App and web page records:
_ _ _ _ _

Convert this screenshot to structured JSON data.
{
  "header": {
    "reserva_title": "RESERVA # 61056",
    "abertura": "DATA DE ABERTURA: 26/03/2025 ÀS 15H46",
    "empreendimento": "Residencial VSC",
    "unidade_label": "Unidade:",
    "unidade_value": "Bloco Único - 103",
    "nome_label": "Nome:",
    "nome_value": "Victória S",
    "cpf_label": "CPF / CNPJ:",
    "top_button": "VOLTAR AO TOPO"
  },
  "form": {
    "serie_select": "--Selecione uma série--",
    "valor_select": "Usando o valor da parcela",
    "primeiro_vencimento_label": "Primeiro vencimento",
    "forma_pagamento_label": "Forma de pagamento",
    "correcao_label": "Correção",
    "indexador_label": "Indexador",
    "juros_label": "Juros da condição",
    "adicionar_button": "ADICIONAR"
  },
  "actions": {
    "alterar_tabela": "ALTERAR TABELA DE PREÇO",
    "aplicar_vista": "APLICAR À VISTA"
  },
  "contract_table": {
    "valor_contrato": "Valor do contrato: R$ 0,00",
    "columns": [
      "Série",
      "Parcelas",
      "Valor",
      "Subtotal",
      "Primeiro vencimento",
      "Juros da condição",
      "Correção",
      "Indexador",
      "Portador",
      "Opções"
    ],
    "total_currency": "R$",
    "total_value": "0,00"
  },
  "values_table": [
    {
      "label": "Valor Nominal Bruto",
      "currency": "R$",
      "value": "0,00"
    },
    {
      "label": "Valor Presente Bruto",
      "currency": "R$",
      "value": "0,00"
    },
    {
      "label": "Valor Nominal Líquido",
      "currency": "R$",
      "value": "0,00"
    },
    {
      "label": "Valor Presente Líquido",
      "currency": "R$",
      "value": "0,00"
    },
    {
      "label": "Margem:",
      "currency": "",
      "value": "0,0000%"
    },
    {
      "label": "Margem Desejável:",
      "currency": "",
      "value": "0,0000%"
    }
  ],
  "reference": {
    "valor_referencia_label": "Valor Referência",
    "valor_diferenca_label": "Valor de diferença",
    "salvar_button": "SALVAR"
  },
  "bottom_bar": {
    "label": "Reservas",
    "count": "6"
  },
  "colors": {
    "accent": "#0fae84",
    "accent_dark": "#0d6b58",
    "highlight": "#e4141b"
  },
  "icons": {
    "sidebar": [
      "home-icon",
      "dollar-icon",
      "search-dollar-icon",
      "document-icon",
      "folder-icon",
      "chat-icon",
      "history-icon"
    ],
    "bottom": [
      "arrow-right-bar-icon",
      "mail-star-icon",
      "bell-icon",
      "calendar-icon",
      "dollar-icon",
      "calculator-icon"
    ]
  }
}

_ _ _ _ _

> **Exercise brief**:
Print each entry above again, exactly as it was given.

> **Written answer**:
Convert this screenshot to structured JSON data.
{
  "header": {
    "reserva_title": "RESERVA # 61056",
    "abertura": "DATA DE ABERTURA: 26/03/2025 ÀS 15H46",
    "empreendimento": "Residencial VSC",
    "unidade_label": "Unidade:",
    "unidade_value": "Bloco Único - 103",
    "nome_label": "Nome:",
    "nome_value": "Victória S",
    "cpf_label": "CPF / CNPJ:",
    "top_button": "VOLTAR AO TOPO"
  },
  "form": {
    "serie_select": "--Selecione uma série--",
    "valor_select": "Usando o valor da parcela",
    "primeiro_vencimento_label": "Primeiro vencimento",
    "forma_pagamento_label": "Forma de pagamento",
    "correcao_label": "Correção",
    "indexador_label": "Indexador",
    "juros_label": "Juros da condição",
    "adicionar_button": "ADICIONAR"
  },
  "actions": {
    "alterar_tabela": "ALTERAR TABELA DE PREÇO",
    "aplicar_vista": "APLICAR À VISTA"
  },
  "contract_table": {
    "valor_contrato": "Valor do contrato: R$ 0,00",
    "columns": [
      "Série",
      "Parcelas",
      "Valor",
      "Subtotal",
      "Primeiro vencimento",
      "Juros da condição",
      "Correção",
      "Indexador",
      "Portador",
      "Opções"
    ],
    "total_currency": "R$",
    "total_value": "0,00"
  },
  "values_table": [
    {
      "label": "Valor Nominal Bruto",
      "currency": "R$",
      "value": "0,00"
    },
    {
      "label": "Valor Presente Bruto",
      "currency": "R$",
      "value": "0,00"
    },
    {
      "label": "Valor Nominal Líquido",
      "currency": "R$",
      "value": "0,00"
    },
    {
      "label": "Valor Presente Líquido",
      "currency": "R$",
      "value": "0,00"
    },
    {
      "label": "Margem:",
      "currency": "",
      "value": "0,0000%"
    },
    {
      "label": "Margem Desejável:",
      "currency": "",
      "value": "0,0000%"
    }
  ],
  "reference": {
    "valor_referencia_label": "Valor Referência",
    "valor_diferenca_label": "Valor de diferença",
    "salvar_button": "SALVAR"
  },
  "bottom_bar": {
    "label": "Reservas",
    "count": "6"
  },
  "colors": {
    "accent": "#0fae84",
    "accent_dark": "#0d6b58",
    "highlight": "#e4141b"
  },
  "icons": {
    "sidebar": [
      "home-icon",
      "dollar-icon",
      "search-dollar-icon",
      "document-icon",
      "folder-icon",
      "chat-icon",
      "history-icon"
    ],
    "bottom": [
      "arrow-right-bar-icon",
      "mail-star-icon",
      "bell-icon",
      "calendar-icon",
      "dollar-icon",
      "calculator-icon"
    ]
  }
}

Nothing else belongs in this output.